▶ [THE PROBLEM]
Each record is to be copied exactly as written.

-------

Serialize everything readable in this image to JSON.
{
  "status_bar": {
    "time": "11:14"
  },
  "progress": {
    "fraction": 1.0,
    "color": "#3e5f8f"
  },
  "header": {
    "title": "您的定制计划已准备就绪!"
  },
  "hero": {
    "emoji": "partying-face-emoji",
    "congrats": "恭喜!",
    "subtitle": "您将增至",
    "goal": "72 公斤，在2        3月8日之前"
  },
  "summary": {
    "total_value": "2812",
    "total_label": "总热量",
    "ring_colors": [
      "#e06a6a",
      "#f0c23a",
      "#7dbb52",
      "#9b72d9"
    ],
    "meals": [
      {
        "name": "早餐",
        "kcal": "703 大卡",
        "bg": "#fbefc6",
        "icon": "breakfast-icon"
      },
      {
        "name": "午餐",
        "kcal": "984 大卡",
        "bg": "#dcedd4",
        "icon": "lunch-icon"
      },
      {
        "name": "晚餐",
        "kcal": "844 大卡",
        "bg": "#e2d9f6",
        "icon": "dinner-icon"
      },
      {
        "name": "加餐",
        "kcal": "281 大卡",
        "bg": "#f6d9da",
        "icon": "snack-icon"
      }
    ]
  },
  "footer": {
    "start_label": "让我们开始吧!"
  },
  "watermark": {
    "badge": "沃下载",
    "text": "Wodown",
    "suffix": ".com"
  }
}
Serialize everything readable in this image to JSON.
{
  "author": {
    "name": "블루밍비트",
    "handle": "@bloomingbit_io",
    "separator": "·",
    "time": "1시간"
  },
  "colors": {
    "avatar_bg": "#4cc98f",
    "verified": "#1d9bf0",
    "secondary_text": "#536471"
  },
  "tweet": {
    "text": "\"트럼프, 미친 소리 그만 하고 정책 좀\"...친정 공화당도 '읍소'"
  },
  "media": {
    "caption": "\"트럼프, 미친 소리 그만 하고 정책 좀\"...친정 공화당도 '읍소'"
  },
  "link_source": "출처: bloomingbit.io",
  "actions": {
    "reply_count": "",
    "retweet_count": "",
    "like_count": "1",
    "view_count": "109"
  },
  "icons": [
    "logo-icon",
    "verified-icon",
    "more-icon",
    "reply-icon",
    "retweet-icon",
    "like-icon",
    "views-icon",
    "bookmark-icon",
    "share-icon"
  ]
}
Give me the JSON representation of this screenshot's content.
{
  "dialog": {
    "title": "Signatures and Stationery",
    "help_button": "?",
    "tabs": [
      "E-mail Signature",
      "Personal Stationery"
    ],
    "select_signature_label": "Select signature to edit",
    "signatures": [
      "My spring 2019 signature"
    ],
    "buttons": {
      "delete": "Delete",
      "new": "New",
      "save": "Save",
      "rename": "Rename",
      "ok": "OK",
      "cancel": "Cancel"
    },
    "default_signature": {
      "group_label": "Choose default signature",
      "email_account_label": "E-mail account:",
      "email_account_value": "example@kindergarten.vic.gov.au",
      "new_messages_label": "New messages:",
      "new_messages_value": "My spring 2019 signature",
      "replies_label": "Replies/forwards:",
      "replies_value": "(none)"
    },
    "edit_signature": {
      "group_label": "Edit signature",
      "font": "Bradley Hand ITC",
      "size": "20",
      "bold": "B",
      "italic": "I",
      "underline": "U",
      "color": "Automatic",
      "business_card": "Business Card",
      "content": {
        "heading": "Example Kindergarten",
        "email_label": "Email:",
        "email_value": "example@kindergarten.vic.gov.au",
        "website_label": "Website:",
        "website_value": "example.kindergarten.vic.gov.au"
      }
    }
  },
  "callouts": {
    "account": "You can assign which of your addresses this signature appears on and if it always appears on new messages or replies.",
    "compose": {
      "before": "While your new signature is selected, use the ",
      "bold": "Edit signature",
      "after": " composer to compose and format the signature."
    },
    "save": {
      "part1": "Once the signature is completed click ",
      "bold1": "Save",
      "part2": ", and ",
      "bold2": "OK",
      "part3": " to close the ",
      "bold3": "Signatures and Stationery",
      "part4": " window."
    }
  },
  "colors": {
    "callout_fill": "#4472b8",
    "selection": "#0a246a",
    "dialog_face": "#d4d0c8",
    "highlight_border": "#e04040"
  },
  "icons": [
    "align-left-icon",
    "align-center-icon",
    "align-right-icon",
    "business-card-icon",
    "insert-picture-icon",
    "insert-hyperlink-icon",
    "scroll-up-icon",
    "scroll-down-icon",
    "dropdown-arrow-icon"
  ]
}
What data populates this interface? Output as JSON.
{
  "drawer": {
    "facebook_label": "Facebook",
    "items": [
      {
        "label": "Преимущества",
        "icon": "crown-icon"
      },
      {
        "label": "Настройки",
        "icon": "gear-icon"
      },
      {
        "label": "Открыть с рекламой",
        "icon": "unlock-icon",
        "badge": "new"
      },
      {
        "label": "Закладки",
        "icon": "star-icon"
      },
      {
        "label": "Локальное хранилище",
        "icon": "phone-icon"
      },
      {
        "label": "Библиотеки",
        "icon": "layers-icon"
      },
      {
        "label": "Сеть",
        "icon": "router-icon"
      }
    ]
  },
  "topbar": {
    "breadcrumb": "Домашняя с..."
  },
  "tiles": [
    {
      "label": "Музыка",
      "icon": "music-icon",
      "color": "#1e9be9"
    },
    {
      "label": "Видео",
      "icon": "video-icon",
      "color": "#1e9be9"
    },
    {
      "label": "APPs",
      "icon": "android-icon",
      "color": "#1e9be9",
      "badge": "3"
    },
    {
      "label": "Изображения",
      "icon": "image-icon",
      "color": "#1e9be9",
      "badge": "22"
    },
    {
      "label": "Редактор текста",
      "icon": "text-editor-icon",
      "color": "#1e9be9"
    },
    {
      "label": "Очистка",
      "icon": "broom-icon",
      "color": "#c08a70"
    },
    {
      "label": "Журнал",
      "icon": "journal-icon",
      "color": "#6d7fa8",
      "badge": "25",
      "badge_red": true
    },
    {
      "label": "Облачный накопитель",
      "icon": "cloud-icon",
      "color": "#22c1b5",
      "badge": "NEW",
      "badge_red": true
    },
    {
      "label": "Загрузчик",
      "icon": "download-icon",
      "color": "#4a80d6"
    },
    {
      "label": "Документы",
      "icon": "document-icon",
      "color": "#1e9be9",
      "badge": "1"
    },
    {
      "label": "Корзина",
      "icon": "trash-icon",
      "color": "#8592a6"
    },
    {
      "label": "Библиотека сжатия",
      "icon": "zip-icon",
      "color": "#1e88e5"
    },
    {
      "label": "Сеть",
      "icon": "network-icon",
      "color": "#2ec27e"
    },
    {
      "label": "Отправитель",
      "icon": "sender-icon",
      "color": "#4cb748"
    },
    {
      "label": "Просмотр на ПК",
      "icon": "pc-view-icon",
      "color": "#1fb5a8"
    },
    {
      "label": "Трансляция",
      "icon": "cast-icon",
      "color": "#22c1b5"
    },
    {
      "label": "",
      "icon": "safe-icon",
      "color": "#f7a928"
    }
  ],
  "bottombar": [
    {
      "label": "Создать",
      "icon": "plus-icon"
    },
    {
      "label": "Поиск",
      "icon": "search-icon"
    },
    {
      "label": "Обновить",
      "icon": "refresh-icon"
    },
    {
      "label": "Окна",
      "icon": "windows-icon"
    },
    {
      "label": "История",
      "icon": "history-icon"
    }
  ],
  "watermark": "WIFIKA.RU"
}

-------

▶ [RESPONSE]
Serialize everything readable in this image to JSON.
{
  "status_bar": {
    "time": "11:14"
  },
  "progress": {
    "fraction": 1.0,
    "color": "#3e5f8f"
  },
  "header": {
    "title": "您的定制计划已准备就绪!"
  },
  "hero": {
    "emoji": "partying-face-emoji",
    "congrats": "恭喜!",
    "subtitle": "您将增至",
    "goal": "72 公斤，在2        3月8日之前"
  },
  "summary": {
    "total_value": "2812",
    "total_label": "总热量",
    "ring_colors": [
      "#e06a6a",
      "#f0c23a",
      "#7dbb52",
      "#9b72d9"
    ],
    "meals": [
      {
        "name": "早餐",
        "kcal": "703 大卡",
        "bg": "#fbefc6",
        "icon": "breakfast-icon"
      },
      {
        "name": "午餐",
        "kcal": "984 大卡",
        "bg": "#dcedd4",
        "icon": "lunch-icon"
      },
      {
        "name": "晚餐",
        "kcal": "844 大卡",
        "bg": "#e2d9f6",
        "icon": "dinner-icon"
      },
      {
        "name": "加餐",
        "kcal": "281 大卡",
        "bg": "#f6d9da",
        "icon": "snack-icon"
      }
    ]
  },
  "footer": {
    "start_label": "让我们开始吧!"
  },
  "watermark": {
    "badge": "沃下载",
    "text": "Wodown",
    "suffix": ".com"
  }
}
Serialize everything readable in this image to JSON.
{
  "author": {
    "name": "블루밍비트",
    "handle": "@bloomingbit_io",
    "separator": "·",
    "time": "1시간"
  },
  "colors": {
    "avatar_bg": "#4cc98f",
    "verified": "#1d9bf0",
    "secondary_text": "#536471"
  },
  "tweet": {
    "text": "\"트럼프, 미친 소리 그만 하고 정책 좀\"...친정 공화당도 '읍소'"
  },
  "media": {
    "caption": "\"트럼프, 미친 소리 그만 하고 정책 좀\"...친정 공화당도 '읍소'"
  },
  "link_source": "출처: bloomingbit.io",
  "actions": {
    "reply_count": "",
    "retweet_count": "",
    "like_count": "1",
    "view_count": "109"
  },
  "icons": [
    "logo-icon",
    "verified-icon",
    "more-icon",
    "reply-icon",
    "retweet-icon",
    "like-icon",
    "views-icon",
    "bookmark-icon",
    "share-icon"
  ]
}
Give me the JSON representation of this screenshot's content.
{
  "dialog": {
    "title": "Signatures and Stationery",
    "help_button": "?",
    "tabs": [
      "E-mail Signature",
      "Personal Stationery"
    ],
    "select_signature_label": "Select signature to edit",
    "signatures": [
      "My spring 2019 signature"
    ],
    "buttons": {
      "delete": "Delete",
      "new": "New",
      "save": "Save",
      "rename": "Rename",
      "ok": "OK",
      "cancel": "Cancel"
    },
    "default_signature": {
      "group_label": "Choose default signature",
      "email_account_label": "E-mail account:",
      "email_account_value": "example@kindergarten.vic.gov.au",
      "new_messages_label": "New messages:",
      "new_messages_value": "My spring 2019 signature",
      "replies_label": "Replies/forwards:",
      "replies_value": "(none)"
    },
    "edit_signature": {
      "group_label": "Edit signature",
      "font": "Bradley Hand ITC",
      "size": "20",
      "bold": "B",
      "italic": "I",
      "underline": "U",
      "color": "Automatic",
      "business_card": "Business Card",
      "content": {
        "heading": "Example Kindergarten",
        "email_label": "Email:",
        "email_value": "example@kindergarten.vic.gov.au",
        "website_label": "Website:",
        "website_value": "example.kindergarten.vic.gov.au"
      }
    }
  },
  "callouts": {
    "account": "You can assign which of your addresses this signature appears on and if it always appears on new messages or replies.",
    "compose": {
      "before": "While your new signature is selected, use the ",
      "bold": "Edit signature",
      "after": " composer to compose and format the signature."
    },
    "save": {
      "part1": "Once the signature is completed click ",
      "bold1": "Save",
      "part2": ", and ",
      "bold2": "OK",
      "part3": " to close the ",
      "bold3": "Signatures and Stationery",
      "part4": " window."
    }
  },
  "colors": {
    "callout_fill": "#4472b8",
    "selection": "#0a246a",
    "dialog_face": "#d4d0c8",
    "highlight_border": "#e04040"
  },
  "icons": [
    "align-left-icon",
    "align-center-icon",
    "align-right-icon",
    "business-card-icon",
    "insert-picture-icon",
    "insert-hyperlink-icon",
    "scroll-up-icon",
    "scroll-down-icon",
    "dropdown-arrow-icon"
  ]
}
What data populates this interface? Output as JSON.
{
  "drawer": {
    "facebook_label": "Facebook",
    "items": [
      {
        "label": "Преимущества",
        "icon": "crown-icon"
      },
      {
        "label": "Настройки",
        "icon": "gear-icon"
      },
      {
        "label": "Открыть с рекламой",
        "icon": "unlock-icon",
        "badge": "new"
      },
      {
        "label": "Закладки",
        "icon": "star-icon"
      },
      {
        "label": "Локальное хранилище",
        "icon": "phone-icon"
      },
      {
        "label": "Библиотеки",
        "icon": "layers-icon"
      },
      {
        "label": "Сеть",
        "icon": "router-icon"
      }
    ]
  },
  "topbar": {
    "breadcrumb": "Домашняя с..."
  },
  "tiles": [
    {
      "label": "Музыка",
      "icon": "music-icon",
      "color": "#1e9be9"
    },
    {
      "label": "Видео",
      "icon": "video-icon",
      "color": "#1e9be9"
    },
    {
      "label": "APPs",
      "icon": "android-icon",
      "color": "#1e9be9",
      "badge": "3"
    },
    {
      "label": "Изображения",
      "icon": "image-icon",
      "color": "#1e9be9",
      "badge": "22"
    },
    {
      "label": "Редактор текста",
      "icon": "text-editor-icon",
      "color": "#1e9be9"
    },
    {
      "label": "Очистка",
      "icon": "broom-icon",
      "color": "#c08a70"
    },
    {
      "label": "Журнал",
      "icon": "journal-icon",
      "color": "#6d7fa8",
      "badge": "25",
      "badge_red": true
    },
    {
      "label": "Облачный накопитель",
      "icon": "cloud-icon",
      "color": "#22c1b5",
      "badge": "NEW",
      "badge_red": true
    },
    {
      "label": "Загрузчик",
      "icon": "download-icon",
      "color": "#4a80d6"
    },
    {
      "label": "Документы",
      "icon": "document-icon",
      "color": "#1e9be9",
      "badge": "1"
    },
    {
      "label": "Корзина",
      "icon": "trash-icon",
      "color": "#8592a6"
    },
    {
      "label": "Библиотека сжатия",
      "icon": "zip-icon",
      "color": "#1e88e5"
    },
    {
      "label": "Сеть",
      "icon": "network-icon",
      "color": "#2ec27e"
    },
    {
      "label": "Отправитель",
      "icon": "sender-icon",
      "color": "#4cb748"
    },
    {
      "label": "Просмотр на ПК",
      "icon": "pc-view-icon",
      "color": "#1fb5a8"
    },
    {
      "label": "Трансляция",
      "icon": "cast-icon",
      "color": "#22c1b5"
    },
    {
      "label": "",
      "icon": "safe-icon",
      "color": "#f7a928"
    }
  ],
  "bottombar": [
    {
      "label": "Создать",
      "icon": "plus-icon"
    },
    {
      "label": "Поиск",
      "icon": "search-icon"
    },
    {
      "label": "Обновить",
      "icon": "refresh-icon"
    },
    {
      "label": "Окна",
      "icon": "windows-icon"
    },
    {
      "label": "История",
      "icon": "history-icon"
    }
  ],
  "watermark": "WIFIKA.RU"
}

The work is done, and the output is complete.